Networks must provide access to all legally available online content no matter what company provides the content. Wireless companies are also under the same constraints.
Part of the rules deal with disclosure of network management practices. In this respect, wireless providers have fewer restrictions because they have different bandwidth requirements than hard-wired Internet services.
Critics worry the regulations didn’t go far enough–some worry business partners and their content may still be given preferential treatment ahead of other websites. If this happens, it would create a two-tiered Internet–that is, the top tier of websites, which pay for placement, and secondary websites without such access. Some consumer groups fear wireless services will continue to partner with businesses and offer some forms of content over others.
The basic premise of net neutrality is to keep the Internet a true information superhighway with unlimited access for everyone who uses it. The three in favor of the rules on the FCC panel are Democrats, while the two opposed are Republicans.
Both sides agree the compromise on the rules wasn’t perfect and there will likely be some legal challenges to work out in the courts. A recent suit against Comcast ruled the FCC had no legal authority to punish Comcast for violating the previous set of net neutrality rules adopted in 2005. That lawsuit was a major impetus for rule changes finalized this week.
My Own Internet Usage
We have four people in my house and four computers. We all have the same wired Internet connection and connect to the Internet through our cell phones as well. Our Internet usage probably won’t change much, as we use the web for everything from school, work and keeping in touch with family.
These new rules will certainly make my family more savvy users of the Internet as we look for reliable information. With more and more Internet service providers on the market, it would behoove companies to have dynamite service. We’ve even considered getting a new satellite Internet service.
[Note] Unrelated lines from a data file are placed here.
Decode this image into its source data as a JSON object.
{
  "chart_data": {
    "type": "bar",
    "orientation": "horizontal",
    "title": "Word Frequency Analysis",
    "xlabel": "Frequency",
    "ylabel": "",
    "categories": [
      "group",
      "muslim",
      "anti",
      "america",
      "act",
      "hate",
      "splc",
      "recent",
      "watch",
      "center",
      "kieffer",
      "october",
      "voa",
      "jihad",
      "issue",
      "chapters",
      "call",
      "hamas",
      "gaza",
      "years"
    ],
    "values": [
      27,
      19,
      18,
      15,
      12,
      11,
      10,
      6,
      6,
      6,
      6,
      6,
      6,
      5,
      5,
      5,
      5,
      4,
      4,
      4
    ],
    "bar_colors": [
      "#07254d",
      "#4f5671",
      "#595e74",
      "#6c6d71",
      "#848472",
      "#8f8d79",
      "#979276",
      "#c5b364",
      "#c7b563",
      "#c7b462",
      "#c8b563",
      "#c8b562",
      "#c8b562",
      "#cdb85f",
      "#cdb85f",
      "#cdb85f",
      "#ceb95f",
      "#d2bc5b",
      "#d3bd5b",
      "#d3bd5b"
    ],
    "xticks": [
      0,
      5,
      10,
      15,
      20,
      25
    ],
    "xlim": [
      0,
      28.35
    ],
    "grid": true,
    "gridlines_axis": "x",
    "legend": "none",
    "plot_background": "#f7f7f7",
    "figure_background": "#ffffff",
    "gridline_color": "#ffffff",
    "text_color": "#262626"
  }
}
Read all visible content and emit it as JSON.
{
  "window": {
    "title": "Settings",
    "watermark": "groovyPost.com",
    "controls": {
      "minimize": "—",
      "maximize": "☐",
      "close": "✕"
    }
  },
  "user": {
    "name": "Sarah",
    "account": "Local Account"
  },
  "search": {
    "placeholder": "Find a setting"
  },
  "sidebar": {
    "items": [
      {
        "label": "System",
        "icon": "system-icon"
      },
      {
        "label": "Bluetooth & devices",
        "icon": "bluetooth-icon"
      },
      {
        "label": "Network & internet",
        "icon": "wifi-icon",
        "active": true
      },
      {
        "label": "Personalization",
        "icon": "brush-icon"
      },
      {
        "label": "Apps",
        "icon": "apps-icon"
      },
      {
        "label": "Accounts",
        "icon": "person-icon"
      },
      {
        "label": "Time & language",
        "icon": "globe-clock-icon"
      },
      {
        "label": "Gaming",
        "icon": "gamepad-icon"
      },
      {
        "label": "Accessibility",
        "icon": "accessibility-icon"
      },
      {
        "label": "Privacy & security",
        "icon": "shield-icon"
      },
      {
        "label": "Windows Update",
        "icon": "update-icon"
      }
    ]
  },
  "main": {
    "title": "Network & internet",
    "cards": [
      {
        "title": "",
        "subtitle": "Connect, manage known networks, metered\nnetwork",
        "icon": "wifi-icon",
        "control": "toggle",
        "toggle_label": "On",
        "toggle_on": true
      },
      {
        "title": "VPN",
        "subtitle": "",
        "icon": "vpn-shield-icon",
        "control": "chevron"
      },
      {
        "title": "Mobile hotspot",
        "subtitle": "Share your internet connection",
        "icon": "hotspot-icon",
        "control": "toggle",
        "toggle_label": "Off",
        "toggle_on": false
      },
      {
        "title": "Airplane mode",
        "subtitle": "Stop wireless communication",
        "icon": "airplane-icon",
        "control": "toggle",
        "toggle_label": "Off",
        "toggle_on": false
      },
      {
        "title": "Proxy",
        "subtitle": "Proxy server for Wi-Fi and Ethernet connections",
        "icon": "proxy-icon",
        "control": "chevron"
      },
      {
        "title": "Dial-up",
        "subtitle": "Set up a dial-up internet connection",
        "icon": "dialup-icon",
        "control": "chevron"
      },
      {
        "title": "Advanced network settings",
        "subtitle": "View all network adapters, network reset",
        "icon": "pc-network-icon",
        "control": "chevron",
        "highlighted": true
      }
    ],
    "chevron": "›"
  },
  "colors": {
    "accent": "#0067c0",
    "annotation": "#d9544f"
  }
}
Faster Internet connections are a must with all kinds of media downloads; my family uses them just as much as anyone else. We’re happy with the service we have, although we recognize faster Internet speeds are on the way and of course consumers will pay for them.
The problem with rises in cost for the Internet means those with money will have access to it, while those who can’t afford it will not. If public libraries can afford services to serve their patrons, they might become the last bastions of free Internet.
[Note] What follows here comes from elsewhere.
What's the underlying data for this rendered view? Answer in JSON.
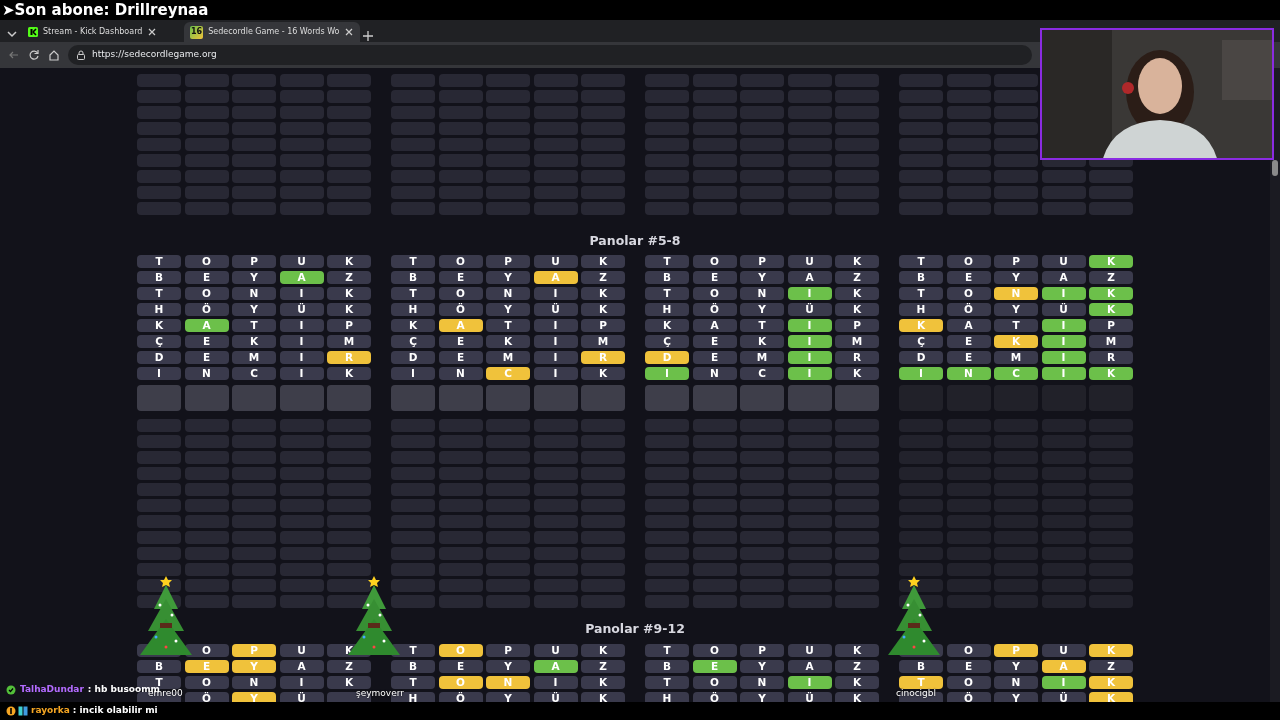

CNET reports what may also happen is networks may migrate more and more to wireless (i.e. money making) networks and leave wired networks behind to rot. Some think the new rules were unnecessary as millions of people already have access to affordable Internet services. Others feel the new regulations didn’t go far enough and open the door for even more businesses to have their way with the Internet.
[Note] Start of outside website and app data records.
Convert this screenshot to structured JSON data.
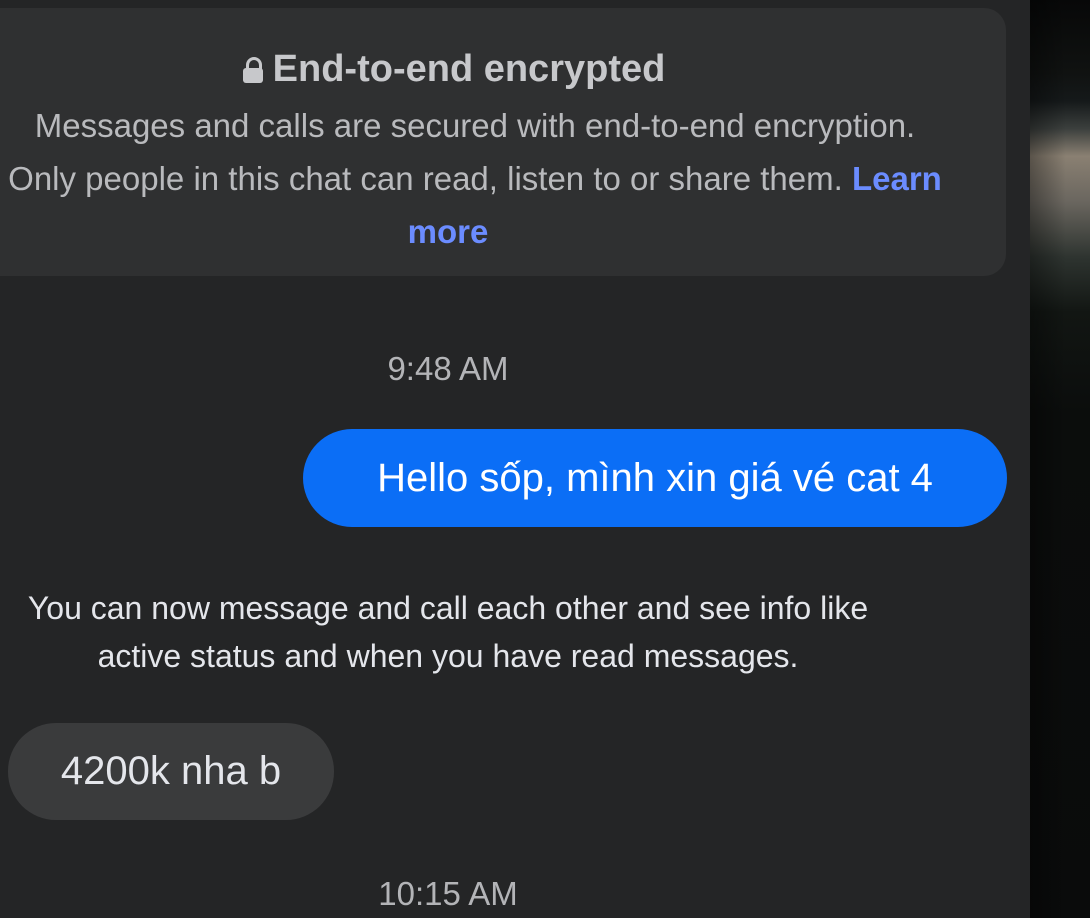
{
  "encryption_notice": {
    "title": "End-to-end encrypted",
    "line1": "Messages and calls are secured with end-to-end encryption.",
    "line2_text": "Only people in this chat can read, listen to or share them. ",
    "learn_more_part1": "Learn",
    "learn_more_part2": "more",
    "lock_icon": "lock-icon"
  },
  "conversation": {
    "timestamp_1": "9:48 AM",
    "outgoing_message": "Hello sốp, mình xin giá vé cat 4",
    "system_message_line1": "You can now message and call each other and see info like",
    "system_message_line2": "active status and when you have read messages.",
    "incoming_message": "4200k nha b",
    "timestamp_2": "10:15 AM"
  },
  "colors": {
    "background": "#242526",
    "notice_card": "#2f3031",
    "outgoing_bubble": "#0b6ef6",
    "incoming_bubble": "#3a3b3c",
    "link": "#6b8cff"
  }
}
NPR, “FCC Passes Net Neutrality Rules.”
Downes, Larry, “FCC’s Net neutrality ruling: Misplaced nostalgia.”